__Work required__
Would you pull out every line of the material that contains the string "icon"?
[Material shown]
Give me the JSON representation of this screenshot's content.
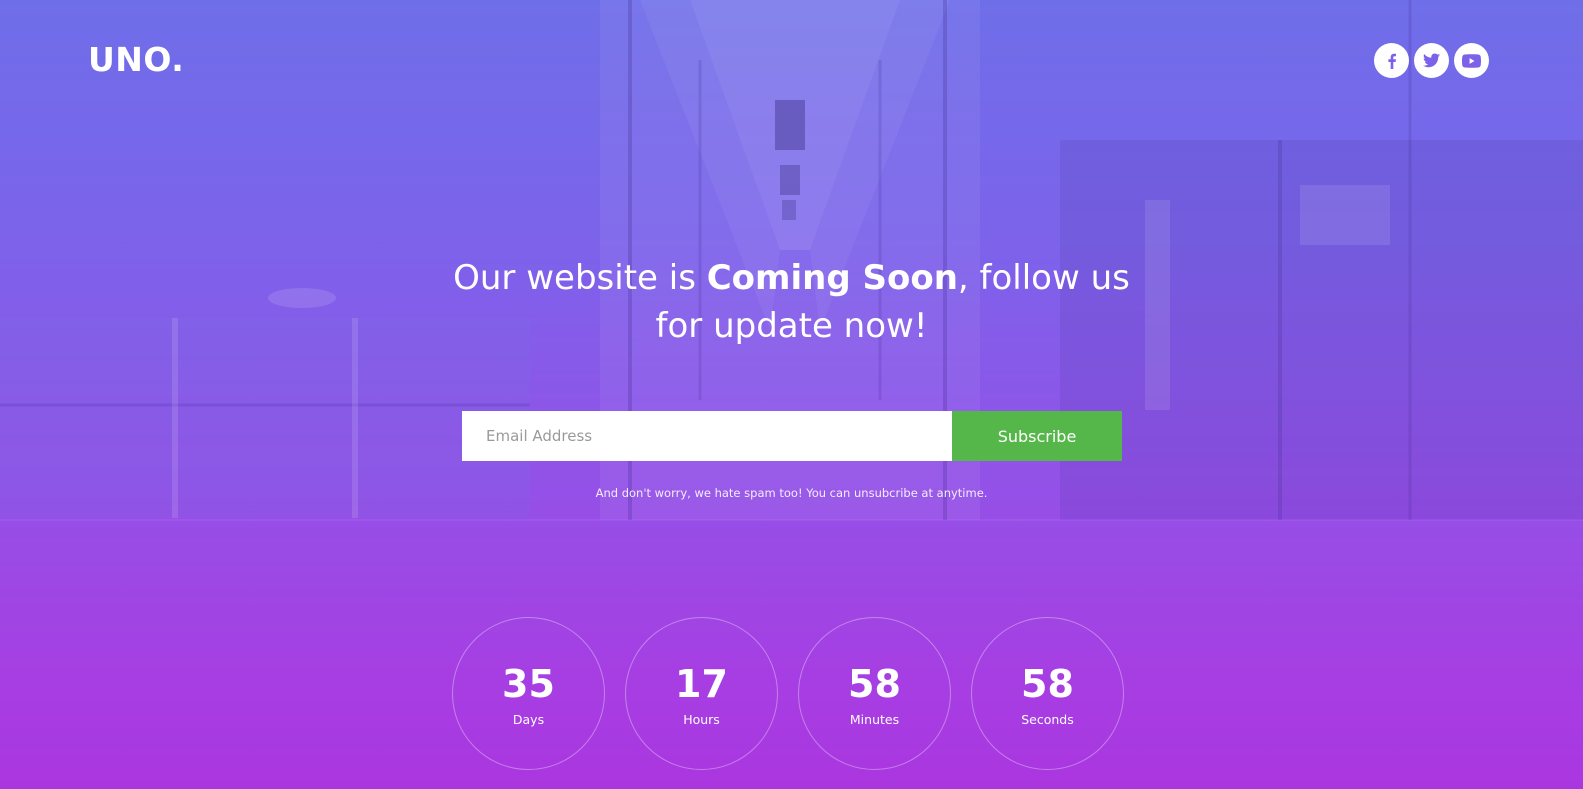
{
  "brand": {
    "logo_text": "UNO."
  },
  "social": [
    {
      "name": "facebook",
      "icon": "facebook-icon"
    },
    {
      "name": "twitter",
      "icon": "twitter-icon"
    },
    {
      "name": "youtube",
      "icon": "youtube-icon"
    }
  ],
  "hero": {
    "headline_pre": "Our website is ",
    "headline_strong": "Coming Soon",
    "headline_post": ", follow us",
    "headline_line2": "for update now!"
  },
  "subscribe": {
    "placeholder": "Email Address",
    "value": "",
    "button_label": "Subscribe",
    "note": "And don't worry, we hate spam too! You can unsubcribe at anytime."
  },
  "countdown": [
    {
      "value": "35",
      "label": "Days"
    },
    {
      "value": "17",
      "label": "Hours"
    },
    {
      "value": "58",
      "label": "Minutes"
    },
    {
      "value": "58",
      "label": "Seconds"
    }
  ],
  "colors": {
    "gradient_top": "#6f6ee9",
    "gradient_bottom": "#aa36e0",
    "subscribe_button": "#55b74a",
    "text": "#ffffff"
  }
}
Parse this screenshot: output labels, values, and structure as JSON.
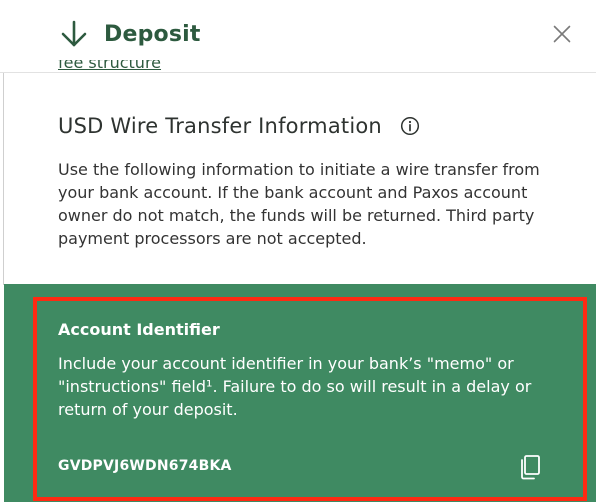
{
  "header": {
    "title": "Deposit",
    "back_icon": "arrow-down-icon",
    "close_icon": "close-icon",
    "title_color": "#2d5a3f"
  },
  "partial_link": {
    "text": "fee structure"
  },
  "wire_section": {
    "title": "USD Wire Transfer Information",
    "info_icon": "info-icon",
    "description": "Use the following information to initiate a wire transfer from your bank account. If the bank account and Paxos account owner do not match, the funds will be returned. Third party payment processors are not accepted."
  },
  "account_identifier": {
    "heading": "Account Identifier",
    "description": "Include your account identifier in your bank’s \"memo\" or \"instructions\" field¹. Failure to do so will result in a delay or return of your deposit.",
    "value": "GVDPVJ6WDN674BKA",
    "copy_icon": "copy-icon",
    "panel_color": "#3f8a62",
    "highlight_color": "#ff2a12"
  }
}
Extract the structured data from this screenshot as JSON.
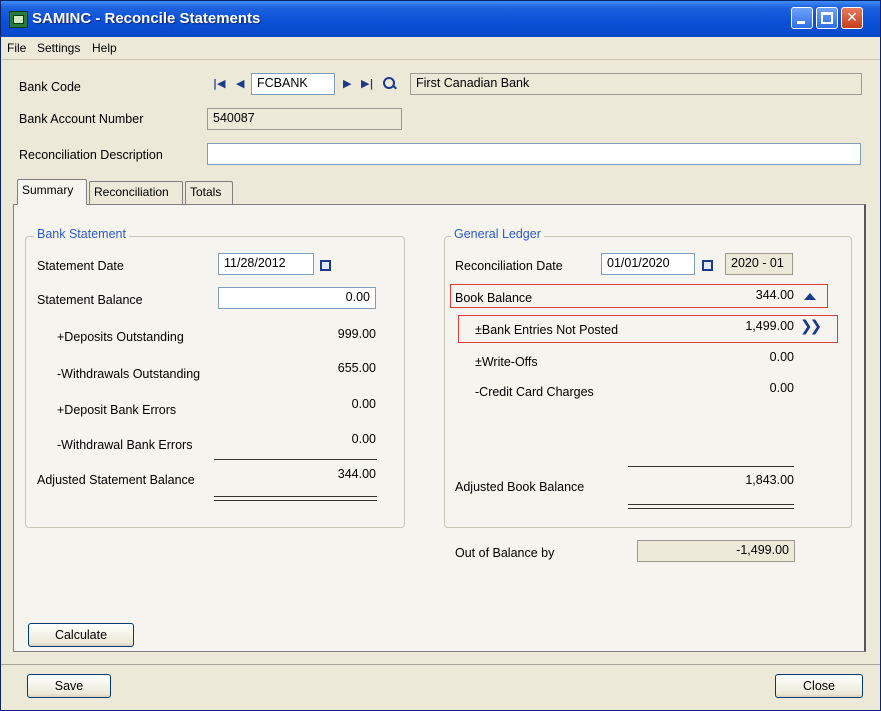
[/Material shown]
__Solution for this exercise__
      "icon": "facebook-icon"
      "icon": "twitter-icon"
      "icon": "youtube-icon"
    "back_icon": "arrow-down-icon",
    "close_icon": "close-icon",
    "info_icon": "info-icon",
    "copy_icon": "copy-icon",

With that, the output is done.